Religion is usually explained to us by specialists. e.g.
- A priest will refer to his holy texts.
- A historian will talk about past events.
- Economists can supply financial reasoning.
- A shrink will have Jesus or Muhammad on the couch.
Each view will ‘colour’ the religion. Actually, it’s impossible to get the colour mix right, only rainbows do that.
We use four views, like a prism. On their own, none of these give the correct view. From four different angles though, it helps things make sense.
And you can use this method for any religion. The 4M view helps us understand what is going on in Islam and Christianity today, especially in these parallel dechurched and demosqued movements.
Here’s a short story to illustrate the weaving of these 4 Ms into a religion.
The priest and the printer
On October 31st 2017 Protestantism will celebrate five hundred years of existence. On that day in 1517, Martin Luther nailed his famous thesis against the Roman Catholics on the Wittenberg church door in Germany, and the rest, as they say, is history.
Or was it?
Mythologies about this break from the Pope exist amongst Protestants and Catholics to this day. Some Roman Catholics list theirs on the internet, under headings like ‘Ten myths Protestants believe’. That ten nearly always includes; Protestants think Catholics worship Mary; Catholics added books to the Bible. In turn many Protestants are sure the Catholics represent the ‘whore from Babylon’ referred to in the scriptures.
In recent times, historians have entered the fray, and drawn a connection with the printing press. It was indeed opportune the technology had been invented to mass produce the holy text as factory printed media by the sixteenth century. After all, Protestants revere the Bible way above any human being, and especially the Pope. Printing the Bible in common English bypassed the clergy, enabling individuals to read it themselves and discover the ‘truth about Rome’.
A recent theory has it all starting around a church fund raising drive, not an uncommon event in any community. True, selling tickets to avoid perdition was a little off beam, but if Hell Pizza ever picked the idea back up today, it’d probably be a best seller. Buying an ‘Indulgence’ enabled believers to earn divine credit, perhaps even ahead of spending it on a sin. I realise there is a whole genre of humor here, and the reader can search the Monty Python film archives if they like.

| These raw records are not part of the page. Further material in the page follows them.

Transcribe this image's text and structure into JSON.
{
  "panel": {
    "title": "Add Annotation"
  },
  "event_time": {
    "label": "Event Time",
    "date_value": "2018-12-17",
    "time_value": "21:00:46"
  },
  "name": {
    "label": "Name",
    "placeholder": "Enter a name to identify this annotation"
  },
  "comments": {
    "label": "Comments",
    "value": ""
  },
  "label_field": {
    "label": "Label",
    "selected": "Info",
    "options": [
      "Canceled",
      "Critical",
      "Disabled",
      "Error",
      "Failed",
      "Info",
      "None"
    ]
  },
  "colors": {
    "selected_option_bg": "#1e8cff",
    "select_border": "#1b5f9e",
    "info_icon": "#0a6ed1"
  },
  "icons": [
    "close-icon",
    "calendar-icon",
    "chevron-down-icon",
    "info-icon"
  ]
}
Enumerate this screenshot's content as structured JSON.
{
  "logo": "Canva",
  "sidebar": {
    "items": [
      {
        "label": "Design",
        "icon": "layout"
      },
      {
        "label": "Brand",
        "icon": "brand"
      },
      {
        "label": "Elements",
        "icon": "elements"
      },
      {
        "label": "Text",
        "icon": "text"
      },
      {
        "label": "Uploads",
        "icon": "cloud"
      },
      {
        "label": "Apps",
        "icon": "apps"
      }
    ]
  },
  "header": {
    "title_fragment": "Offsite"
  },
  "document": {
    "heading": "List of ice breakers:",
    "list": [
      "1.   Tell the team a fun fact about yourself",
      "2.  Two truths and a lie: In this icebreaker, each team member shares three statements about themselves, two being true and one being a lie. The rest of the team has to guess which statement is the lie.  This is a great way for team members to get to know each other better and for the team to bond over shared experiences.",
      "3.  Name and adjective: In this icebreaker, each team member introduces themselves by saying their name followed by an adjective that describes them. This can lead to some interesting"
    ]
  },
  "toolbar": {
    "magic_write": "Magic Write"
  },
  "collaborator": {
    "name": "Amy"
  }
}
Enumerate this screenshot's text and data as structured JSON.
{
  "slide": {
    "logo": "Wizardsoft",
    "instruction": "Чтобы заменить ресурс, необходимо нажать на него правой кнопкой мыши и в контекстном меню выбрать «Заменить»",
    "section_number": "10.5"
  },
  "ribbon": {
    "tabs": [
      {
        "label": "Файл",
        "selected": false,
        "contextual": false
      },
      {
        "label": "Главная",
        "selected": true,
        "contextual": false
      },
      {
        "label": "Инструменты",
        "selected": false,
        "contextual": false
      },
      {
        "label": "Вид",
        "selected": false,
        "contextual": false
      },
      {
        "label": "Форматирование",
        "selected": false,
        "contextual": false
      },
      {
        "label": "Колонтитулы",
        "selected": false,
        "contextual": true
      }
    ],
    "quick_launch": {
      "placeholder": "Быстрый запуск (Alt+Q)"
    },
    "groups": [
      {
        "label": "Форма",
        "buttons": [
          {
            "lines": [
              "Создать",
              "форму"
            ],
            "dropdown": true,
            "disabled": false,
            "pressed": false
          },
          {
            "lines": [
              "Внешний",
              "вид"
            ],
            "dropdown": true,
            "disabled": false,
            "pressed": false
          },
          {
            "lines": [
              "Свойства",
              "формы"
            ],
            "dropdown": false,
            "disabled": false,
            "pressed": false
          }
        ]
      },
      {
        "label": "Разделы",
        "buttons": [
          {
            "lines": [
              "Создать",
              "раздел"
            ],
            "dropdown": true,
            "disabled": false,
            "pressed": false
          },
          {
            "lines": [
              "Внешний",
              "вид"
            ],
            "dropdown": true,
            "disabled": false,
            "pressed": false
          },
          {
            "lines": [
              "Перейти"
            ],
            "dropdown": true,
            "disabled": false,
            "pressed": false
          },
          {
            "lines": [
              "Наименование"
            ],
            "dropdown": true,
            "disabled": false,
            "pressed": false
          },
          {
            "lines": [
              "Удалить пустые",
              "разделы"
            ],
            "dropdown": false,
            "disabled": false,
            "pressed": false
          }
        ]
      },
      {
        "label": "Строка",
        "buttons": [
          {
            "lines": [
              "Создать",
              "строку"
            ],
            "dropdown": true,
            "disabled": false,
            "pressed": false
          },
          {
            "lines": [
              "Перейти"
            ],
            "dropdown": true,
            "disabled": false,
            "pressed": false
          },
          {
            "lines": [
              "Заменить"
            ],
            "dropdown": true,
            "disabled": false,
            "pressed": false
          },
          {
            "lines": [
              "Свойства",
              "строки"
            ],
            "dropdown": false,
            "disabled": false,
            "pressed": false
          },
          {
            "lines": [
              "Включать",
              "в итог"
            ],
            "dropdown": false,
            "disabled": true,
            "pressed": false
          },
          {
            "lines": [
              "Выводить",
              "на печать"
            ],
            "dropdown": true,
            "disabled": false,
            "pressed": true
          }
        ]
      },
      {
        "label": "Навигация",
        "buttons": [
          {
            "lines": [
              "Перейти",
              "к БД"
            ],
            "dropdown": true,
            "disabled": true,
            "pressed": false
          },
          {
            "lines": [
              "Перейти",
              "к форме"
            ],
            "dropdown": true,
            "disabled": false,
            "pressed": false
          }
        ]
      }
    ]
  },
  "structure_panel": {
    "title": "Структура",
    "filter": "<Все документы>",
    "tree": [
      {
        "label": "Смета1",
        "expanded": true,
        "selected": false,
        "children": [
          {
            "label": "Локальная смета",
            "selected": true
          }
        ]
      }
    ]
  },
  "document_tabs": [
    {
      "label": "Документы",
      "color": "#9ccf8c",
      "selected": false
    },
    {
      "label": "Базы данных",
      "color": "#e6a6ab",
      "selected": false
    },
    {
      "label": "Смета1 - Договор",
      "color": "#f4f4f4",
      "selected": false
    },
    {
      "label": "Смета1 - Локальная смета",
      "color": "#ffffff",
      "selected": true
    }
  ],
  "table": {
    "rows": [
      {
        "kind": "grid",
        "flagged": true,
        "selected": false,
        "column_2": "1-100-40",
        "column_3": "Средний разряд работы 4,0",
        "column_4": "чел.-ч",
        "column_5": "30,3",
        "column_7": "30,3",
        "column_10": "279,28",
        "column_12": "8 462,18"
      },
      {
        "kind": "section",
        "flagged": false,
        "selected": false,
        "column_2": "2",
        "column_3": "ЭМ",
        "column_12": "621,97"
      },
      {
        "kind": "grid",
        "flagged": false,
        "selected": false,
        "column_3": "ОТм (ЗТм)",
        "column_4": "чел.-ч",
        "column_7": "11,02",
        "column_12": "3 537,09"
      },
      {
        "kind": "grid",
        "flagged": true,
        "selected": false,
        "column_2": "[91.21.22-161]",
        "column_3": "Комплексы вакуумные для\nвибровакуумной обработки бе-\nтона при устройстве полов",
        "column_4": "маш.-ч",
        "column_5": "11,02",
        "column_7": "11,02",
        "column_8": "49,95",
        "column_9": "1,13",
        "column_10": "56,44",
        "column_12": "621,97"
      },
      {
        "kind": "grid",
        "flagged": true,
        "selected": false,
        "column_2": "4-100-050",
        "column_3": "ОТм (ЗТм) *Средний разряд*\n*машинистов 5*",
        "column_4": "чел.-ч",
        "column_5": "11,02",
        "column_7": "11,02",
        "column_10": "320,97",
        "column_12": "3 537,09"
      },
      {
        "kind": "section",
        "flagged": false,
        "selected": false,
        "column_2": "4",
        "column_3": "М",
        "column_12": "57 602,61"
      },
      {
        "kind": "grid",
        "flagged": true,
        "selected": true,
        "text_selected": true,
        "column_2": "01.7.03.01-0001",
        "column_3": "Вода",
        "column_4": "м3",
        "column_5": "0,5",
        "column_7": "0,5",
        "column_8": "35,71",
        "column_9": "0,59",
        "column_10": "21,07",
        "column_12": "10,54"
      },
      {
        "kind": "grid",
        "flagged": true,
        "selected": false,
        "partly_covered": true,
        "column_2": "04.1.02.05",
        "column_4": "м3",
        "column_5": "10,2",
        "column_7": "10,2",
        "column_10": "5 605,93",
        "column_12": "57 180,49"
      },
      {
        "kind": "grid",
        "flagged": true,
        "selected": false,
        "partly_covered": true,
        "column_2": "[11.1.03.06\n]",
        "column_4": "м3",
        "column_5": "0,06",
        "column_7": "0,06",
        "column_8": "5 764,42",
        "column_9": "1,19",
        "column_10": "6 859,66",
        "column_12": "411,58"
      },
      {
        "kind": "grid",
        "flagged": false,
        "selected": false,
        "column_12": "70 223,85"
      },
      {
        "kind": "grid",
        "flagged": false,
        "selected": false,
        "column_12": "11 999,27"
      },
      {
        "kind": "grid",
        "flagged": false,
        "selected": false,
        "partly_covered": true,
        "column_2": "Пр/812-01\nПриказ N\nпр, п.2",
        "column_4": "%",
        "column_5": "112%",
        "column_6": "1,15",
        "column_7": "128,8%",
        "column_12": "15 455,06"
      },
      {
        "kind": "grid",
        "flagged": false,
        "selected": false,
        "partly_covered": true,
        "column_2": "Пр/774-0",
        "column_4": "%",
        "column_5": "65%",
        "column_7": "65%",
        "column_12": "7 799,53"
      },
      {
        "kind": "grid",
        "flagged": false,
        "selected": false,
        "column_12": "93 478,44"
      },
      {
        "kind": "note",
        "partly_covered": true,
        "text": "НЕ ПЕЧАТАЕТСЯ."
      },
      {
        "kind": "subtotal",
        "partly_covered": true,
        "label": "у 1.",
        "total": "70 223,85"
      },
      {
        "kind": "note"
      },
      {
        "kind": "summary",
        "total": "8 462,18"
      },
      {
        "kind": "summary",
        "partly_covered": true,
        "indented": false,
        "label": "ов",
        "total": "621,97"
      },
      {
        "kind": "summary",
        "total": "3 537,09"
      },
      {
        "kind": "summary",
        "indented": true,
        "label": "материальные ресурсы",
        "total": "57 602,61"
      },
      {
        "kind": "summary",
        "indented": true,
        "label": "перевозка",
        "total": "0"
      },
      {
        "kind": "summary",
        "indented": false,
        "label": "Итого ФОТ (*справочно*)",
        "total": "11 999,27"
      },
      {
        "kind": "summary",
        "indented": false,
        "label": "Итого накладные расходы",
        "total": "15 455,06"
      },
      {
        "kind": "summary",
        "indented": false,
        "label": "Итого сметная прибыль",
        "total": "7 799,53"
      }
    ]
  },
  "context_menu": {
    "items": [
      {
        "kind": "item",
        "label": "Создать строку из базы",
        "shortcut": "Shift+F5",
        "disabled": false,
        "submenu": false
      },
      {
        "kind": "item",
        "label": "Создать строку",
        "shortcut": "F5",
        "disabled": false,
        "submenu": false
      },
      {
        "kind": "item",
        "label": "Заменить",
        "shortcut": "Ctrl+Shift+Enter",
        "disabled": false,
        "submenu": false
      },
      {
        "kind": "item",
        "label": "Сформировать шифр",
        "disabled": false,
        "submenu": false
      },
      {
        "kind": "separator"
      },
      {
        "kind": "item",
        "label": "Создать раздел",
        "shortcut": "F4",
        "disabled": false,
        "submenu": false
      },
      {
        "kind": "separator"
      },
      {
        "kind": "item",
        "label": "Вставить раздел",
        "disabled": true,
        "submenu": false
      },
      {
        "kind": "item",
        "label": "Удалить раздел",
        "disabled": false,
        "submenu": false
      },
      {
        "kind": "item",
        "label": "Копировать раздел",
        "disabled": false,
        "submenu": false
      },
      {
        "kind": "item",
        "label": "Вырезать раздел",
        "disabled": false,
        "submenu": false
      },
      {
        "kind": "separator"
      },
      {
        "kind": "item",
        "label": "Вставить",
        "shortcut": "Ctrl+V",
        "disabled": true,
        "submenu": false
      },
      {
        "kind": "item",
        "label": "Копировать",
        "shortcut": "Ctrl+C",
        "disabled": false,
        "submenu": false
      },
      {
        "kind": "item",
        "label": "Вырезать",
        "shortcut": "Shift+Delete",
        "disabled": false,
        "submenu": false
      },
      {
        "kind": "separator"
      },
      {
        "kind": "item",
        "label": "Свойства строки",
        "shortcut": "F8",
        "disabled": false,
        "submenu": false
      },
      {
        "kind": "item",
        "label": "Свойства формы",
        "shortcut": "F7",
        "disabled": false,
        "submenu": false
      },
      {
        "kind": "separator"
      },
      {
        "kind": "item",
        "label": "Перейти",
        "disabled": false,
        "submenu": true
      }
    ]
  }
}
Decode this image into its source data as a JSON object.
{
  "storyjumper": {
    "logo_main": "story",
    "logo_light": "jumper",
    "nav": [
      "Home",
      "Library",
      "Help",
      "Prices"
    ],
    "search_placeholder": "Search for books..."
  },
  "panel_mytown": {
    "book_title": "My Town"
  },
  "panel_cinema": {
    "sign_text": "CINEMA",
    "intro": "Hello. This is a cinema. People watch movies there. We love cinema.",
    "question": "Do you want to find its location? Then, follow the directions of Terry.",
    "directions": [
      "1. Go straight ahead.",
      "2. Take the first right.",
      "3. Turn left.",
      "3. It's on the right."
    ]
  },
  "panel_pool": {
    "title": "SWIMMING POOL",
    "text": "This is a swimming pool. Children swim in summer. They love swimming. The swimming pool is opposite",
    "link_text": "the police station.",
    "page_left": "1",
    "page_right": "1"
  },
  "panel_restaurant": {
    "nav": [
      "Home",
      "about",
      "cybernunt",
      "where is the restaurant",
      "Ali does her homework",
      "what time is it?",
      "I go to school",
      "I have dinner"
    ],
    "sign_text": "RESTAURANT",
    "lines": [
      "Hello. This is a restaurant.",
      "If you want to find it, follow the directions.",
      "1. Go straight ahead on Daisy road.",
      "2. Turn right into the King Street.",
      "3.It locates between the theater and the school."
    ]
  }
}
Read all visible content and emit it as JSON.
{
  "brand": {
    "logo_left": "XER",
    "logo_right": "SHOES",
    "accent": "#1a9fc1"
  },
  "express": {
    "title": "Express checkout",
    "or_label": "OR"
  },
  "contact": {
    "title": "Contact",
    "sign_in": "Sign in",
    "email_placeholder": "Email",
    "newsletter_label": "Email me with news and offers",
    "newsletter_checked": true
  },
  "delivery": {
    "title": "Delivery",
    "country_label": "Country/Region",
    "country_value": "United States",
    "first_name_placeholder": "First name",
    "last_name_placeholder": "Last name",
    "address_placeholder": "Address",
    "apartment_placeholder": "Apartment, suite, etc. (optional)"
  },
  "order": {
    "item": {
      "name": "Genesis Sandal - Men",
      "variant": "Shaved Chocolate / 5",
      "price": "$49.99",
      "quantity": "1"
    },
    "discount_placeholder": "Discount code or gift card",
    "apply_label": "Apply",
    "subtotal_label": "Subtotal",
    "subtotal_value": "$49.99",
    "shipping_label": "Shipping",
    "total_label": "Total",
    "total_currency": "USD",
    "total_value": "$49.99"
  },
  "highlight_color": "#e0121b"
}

However, matters were more serious 500 years back. Being burnt at the stake, or disemboweled after you’ve been nearly hung was still in vogue – that’s right, you choke until the last second, then they lower you down for phase two. Luther was taking a serious risk. Nobody denies that.
It was the explosive expansion of the sale of Indulgences that drove him to complain. Prior to the printing press, such documents were handwritten by priests. There was no cramped industrial complex full of men of the cloth, working around the clock writing out Indulgences. Production was quite limited in fact.
Enter the printing press, and the replication problem was solved. Gutenberg himself printed thousands of Indulgences in one of the few profitable ventures he undertook, but only about 180 Bibles. As it happened, the Roman Catholic church never formally approved the sale of Indulgences. Had it been restricted to the domain of hand printing, the issue might not have generated the foment it did.
Technological advances produce unplanned outcomes. Who would have thought a printer could lead to a new worldwide religion? Firstly it annoyed at least one priest enough with its ability to replicate iniquity, then provided the means to avoid an ordained leader on earth. The very mantra of Protestants informs us – sola scriptura – which means a sole reliance on scripture. And how do you get scripture out to the masses?
You require a printing press.
It posed a challenge elsewhere too.
The first Qu’ran was printed by Venetians in 1537 thinking they had a market to the east, in the Ottoman Empire. Unfortunately for them, they didn’t test the market first. This then center of Islamic power prohibited printing in Arabic. The language was that of Allah according to Muslims, and was therefore due more respect than a machine. Islamic legal scholars and the manuscript scribes outlawed printing of the Qu’ran up until 1726, initially on pain of death. It took the obvious and growing power of Europe to convince the Grand Mufti, and the Muslim clergy, on the efficiency of the printing press.
My own copy of the Qu’ran was produced in collaboration with Saheeh International in Saudi Arabia, who perform ‘Professional Editing and Typesetting of Islamic Literature’. This Qu’ran, with Arabic neatly alongside an English version, was given to me. It boldly states on the cover that it is a ‘Gift Not For Sale.’ I wonder if Saheeh International mimicked The Gideons International who since their inception in 1899 have given away 1.8 billion Bibles around the world.
There. Within a single page we’ve got a case study.
And the weaving of these two religions together like that is only possible due to everything we’ve remembered. So far we humans think that transmitted memories are the sole domain of we humans. Let’s not debate about elephants and dolphins right now, the point being that over millennia, mankind grew clever at storing and recalling memory through media devices such as books, the internet, and movies.